In Australia, pap smears were replaced by Cervical Screening Tests (CST) which are said to be more effective and less invasive than regular pap smears. The mortality rates in Australia have halved since CSTs were introduced in 1991. Several changes were made to work against the Human Papilloma Virus (HPV) strain also, which was the main cause of cervical cancer in more than 99 per cent of cases.
HPV is a sexually transmitted infection that has no symptoms and usually goes away by itself. However untreated and persistent HPV infections have the potential to create abnormal cells on the cervix. After a long period of time, these cells might develop into cancer.
What is a Cervical Screening Test?
A CST is a quick procedure that is over within a few minutes and can be performed by a doctor, nurse or community health worker.

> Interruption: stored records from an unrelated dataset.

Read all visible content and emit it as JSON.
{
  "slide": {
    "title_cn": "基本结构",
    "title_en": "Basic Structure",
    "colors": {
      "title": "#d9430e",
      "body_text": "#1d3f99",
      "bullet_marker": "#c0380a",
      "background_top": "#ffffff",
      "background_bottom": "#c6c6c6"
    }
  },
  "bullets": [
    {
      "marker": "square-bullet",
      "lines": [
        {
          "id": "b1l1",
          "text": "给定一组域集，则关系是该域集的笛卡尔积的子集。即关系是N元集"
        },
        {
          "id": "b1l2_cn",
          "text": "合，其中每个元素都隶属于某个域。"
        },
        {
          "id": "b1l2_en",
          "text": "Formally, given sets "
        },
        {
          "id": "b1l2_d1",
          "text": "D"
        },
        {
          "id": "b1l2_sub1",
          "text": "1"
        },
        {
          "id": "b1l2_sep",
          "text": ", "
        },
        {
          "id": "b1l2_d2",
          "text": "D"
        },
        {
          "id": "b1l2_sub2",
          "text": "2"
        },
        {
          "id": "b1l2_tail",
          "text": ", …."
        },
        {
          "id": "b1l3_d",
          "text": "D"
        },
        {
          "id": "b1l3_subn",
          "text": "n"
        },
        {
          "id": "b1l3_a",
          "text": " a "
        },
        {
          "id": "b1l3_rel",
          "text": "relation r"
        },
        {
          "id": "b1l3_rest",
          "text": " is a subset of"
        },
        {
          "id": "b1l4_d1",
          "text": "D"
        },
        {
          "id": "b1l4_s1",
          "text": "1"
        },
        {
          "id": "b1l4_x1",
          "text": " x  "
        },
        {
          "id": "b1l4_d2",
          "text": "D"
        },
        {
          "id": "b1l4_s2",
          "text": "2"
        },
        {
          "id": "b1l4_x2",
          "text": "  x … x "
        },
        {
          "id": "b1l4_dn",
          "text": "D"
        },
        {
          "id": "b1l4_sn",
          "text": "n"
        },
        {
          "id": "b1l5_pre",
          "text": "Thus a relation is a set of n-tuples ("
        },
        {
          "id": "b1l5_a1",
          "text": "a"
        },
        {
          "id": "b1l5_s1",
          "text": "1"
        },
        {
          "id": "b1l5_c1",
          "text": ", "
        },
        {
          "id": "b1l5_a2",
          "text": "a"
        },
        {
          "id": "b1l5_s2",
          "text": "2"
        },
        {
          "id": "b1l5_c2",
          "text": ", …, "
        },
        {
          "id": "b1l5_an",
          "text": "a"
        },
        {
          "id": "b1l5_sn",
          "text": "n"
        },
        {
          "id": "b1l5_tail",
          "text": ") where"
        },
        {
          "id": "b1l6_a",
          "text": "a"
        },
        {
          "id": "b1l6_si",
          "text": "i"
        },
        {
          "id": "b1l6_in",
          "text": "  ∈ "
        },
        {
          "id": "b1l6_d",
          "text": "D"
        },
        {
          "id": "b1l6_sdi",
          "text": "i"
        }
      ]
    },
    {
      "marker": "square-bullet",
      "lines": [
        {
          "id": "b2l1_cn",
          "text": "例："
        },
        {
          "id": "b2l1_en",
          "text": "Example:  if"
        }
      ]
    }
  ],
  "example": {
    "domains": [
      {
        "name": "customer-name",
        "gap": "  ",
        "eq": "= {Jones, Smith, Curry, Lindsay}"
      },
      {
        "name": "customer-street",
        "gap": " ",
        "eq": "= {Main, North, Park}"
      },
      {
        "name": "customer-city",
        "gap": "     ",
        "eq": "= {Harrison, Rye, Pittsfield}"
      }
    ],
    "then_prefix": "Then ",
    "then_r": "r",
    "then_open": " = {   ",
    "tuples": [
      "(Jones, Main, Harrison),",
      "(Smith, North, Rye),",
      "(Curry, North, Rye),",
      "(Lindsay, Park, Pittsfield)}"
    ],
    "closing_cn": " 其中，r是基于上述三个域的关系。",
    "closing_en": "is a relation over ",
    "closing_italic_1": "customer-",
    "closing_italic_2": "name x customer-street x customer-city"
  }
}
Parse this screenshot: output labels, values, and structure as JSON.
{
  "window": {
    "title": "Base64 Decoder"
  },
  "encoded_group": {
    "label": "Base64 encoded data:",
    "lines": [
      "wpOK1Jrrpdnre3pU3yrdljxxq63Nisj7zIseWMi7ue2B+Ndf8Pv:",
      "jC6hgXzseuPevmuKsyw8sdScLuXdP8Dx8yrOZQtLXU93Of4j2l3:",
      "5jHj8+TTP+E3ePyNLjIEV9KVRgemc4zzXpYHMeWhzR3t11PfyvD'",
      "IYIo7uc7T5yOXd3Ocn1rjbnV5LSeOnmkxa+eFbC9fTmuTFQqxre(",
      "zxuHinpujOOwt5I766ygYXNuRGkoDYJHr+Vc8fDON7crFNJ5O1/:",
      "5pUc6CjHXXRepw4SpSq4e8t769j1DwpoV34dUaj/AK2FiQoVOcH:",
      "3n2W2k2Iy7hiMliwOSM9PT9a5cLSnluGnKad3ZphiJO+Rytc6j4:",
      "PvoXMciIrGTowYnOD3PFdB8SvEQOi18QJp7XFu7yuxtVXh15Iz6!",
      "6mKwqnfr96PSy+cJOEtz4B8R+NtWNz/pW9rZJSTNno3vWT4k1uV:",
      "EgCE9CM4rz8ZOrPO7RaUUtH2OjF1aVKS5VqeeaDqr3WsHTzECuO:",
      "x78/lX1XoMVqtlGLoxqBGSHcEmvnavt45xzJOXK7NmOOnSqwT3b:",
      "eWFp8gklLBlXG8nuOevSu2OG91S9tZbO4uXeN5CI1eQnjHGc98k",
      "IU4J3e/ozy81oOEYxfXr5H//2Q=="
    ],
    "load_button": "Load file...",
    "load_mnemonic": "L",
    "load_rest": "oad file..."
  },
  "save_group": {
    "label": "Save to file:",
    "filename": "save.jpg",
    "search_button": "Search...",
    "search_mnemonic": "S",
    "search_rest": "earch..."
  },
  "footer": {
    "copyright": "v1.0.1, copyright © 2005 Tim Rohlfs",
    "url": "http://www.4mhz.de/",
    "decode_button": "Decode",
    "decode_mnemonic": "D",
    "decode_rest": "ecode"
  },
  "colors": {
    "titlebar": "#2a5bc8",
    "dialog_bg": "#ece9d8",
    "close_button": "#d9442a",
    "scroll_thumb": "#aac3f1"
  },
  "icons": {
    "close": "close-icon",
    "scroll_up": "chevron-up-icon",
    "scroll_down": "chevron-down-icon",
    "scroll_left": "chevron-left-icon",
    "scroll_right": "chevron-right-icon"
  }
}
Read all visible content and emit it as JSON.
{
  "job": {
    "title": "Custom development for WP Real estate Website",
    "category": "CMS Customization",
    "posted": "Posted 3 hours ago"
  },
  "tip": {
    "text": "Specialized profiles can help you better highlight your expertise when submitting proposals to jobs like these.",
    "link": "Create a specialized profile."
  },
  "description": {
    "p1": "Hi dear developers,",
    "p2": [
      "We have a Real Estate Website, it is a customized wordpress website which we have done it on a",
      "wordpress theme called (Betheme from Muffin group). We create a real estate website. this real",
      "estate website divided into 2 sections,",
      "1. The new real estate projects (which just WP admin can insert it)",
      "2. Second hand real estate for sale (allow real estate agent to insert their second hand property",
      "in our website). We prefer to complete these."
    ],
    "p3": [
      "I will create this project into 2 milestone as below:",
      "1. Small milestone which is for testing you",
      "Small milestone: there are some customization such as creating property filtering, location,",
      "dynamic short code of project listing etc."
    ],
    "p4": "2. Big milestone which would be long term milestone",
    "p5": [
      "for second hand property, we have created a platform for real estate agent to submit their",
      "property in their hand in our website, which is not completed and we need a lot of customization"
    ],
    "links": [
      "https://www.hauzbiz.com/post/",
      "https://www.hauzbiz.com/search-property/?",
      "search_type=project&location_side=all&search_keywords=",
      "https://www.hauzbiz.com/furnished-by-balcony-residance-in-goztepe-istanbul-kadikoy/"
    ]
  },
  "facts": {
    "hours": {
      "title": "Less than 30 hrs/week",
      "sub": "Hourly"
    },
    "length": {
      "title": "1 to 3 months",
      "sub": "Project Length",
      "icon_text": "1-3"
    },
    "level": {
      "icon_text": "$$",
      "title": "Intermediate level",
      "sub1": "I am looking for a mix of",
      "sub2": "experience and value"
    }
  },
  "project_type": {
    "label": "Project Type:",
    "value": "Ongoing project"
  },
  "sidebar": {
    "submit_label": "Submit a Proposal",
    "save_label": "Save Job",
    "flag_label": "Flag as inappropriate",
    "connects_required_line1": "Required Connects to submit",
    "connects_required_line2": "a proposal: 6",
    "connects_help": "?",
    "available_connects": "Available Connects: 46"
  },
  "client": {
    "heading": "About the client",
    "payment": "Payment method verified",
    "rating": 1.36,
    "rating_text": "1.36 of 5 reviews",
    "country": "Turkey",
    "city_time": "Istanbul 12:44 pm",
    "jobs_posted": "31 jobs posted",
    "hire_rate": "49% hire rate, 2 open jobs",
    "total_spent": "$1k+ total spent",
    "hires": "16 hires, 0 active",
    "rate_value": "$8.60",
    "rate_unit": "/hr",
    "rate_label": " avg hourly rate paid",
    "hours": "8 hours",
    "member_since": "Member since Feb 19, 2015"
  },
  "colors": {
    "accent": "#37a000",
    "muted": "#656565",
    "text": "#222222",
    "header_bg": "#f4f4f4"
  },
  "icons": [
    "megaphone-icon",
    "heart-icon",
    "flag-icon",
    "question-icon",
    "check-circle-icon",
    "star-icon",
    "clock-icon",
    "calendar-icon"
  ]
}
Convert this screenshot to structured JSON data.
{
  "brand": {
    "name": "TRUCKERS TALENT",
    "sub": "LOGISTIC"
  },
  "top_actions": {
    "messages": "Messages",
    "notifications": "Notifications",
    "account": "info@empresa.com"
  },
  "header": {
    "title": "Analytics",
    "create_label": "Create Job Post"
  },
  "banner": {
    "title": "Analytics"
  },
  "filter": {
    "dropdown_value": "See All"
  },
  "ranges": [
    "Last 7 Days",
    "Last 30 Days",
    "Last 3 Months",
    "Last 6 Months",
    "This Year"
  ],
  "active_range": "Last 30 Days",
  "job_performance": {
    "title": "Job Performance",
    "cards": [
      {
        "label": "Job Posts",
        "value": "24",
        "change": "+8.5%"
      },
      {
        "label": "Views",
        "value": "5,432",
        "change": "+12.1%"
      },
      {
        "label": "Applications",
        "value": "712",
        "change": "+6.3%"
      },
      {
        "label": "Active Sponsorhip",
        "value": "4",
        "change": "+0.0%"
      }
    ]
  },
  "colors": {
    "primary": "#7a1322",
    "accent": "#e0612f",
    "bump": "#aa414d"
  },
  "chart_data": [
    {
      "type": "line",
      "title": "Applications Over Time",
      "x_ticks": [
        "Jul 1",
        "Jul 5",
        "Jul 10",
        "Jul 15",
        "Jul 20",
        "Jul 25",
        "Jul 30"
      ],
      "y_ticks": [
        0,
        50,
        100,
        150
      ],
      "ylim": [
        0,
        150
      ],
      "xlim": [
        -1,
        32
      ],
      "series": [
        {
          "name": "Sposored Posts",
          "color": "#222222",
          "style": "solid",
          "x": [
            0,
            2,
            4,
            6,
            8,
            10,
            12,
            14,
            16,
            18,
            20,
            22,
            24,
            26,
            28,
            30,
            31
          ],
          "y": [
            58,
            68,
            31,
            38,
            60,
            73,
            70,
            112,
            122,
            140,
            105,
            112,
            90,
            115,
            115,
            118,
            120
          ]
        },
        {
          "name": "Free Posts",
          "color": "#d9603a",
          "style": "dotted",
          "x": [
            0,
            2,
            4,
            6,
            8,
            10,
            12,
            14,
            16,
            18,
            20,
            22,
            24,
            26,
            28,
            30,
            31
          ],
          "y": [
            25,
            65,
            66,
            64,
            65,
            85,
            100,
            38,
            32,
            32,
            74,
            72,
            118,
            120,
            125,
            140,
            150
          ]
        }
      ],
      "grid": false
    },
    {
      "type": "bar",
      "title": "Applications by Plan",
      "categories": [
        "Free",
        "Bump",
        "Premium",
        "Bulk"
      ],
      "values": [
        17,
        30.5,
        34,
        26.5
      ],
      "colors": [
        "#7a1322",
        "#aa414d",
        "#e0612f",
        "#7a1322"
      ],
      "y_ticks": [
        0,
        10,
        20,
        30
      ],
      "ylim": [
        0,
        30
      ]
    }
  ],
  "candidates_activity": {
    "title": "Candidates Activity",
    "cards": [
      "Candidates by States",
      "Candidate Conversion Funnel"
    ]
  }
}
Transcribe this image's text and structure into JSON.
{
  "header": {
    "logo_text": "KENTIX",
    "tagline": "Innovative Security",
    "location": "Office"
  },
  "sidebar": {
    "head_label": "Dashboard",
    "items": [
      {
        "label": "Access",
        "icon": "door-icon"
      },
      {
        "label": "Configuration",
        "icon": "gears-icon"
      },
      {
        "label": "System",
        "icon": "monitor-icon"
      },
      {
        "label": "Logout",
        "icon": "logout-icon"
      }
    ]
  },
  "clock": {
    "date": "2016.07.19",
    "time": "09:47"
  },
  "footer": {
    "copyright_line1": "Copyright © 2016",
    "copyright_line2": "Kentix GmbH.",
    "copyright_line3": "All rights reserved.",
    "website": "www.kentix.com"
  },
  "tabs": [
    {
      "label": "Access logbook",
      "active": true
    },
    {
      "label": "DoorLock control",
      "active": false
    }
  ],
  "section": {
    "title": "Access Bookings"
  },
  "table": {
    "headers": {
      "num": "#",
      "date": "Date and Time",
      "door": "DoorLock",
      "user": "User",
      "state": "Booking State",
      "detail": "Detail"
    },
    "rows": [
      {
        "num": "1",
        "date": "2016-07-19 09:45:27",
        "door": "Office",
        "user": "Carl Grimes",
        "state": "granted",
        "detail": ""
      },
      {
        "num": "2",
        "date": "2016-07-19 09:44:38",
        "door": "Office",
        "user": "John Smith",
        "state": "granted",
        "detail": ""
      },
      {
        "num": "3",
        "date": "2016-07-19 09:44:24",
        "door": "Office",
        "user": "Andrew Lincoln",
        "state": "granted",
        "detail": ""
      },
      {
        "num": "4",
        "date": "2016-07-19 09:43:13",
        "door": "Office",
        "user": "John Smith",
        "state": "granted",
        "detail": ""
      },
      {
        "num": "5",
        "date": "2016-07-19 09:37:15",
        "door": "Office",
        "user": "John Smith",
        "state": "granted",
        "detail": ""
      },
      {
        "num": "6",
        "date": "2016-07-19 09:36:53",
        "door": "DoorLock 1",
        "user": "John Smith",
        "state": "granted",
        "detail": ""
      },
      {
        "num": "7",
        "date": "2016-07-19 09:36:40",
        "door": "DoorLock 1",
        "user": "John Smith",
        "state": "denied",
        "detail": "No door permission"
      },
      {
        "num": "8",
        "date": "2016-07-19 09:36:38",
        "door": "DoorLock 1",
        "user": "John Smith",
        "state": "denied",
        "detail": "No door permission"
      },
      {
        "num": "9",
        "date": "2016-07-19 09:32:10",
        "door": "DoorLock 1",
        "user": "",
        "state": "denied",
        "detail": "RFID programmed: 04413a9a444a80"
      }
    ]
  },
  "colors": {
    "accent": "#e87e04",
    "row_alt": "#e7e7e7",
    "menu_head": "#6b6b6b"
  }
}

During the procedure, the doctor or nurse will insert a speculum into your vagina. This is a device that opens your vagina and makes it easier to see the cervix. A sample of cells will be taken from the cervix and these are then sent for testing. This shouldn’t hurt, so it’s important to let the doctor or nurse know if it does.
After the CST is finished, the doctor or nurse will let you know when the results become available.
How often do you need screening?
Our team suggests if you are a sexually active woman between the ages of 25 and 74 years, you should have a Cervical Screening Test every five years.
Even though the CST can be uncomfortable, it is completely safe and gives you peace of mind. It is recommended that if you haven’t had a CST before and you fall in the right age bracket, you should see a doctor immediately to perform one.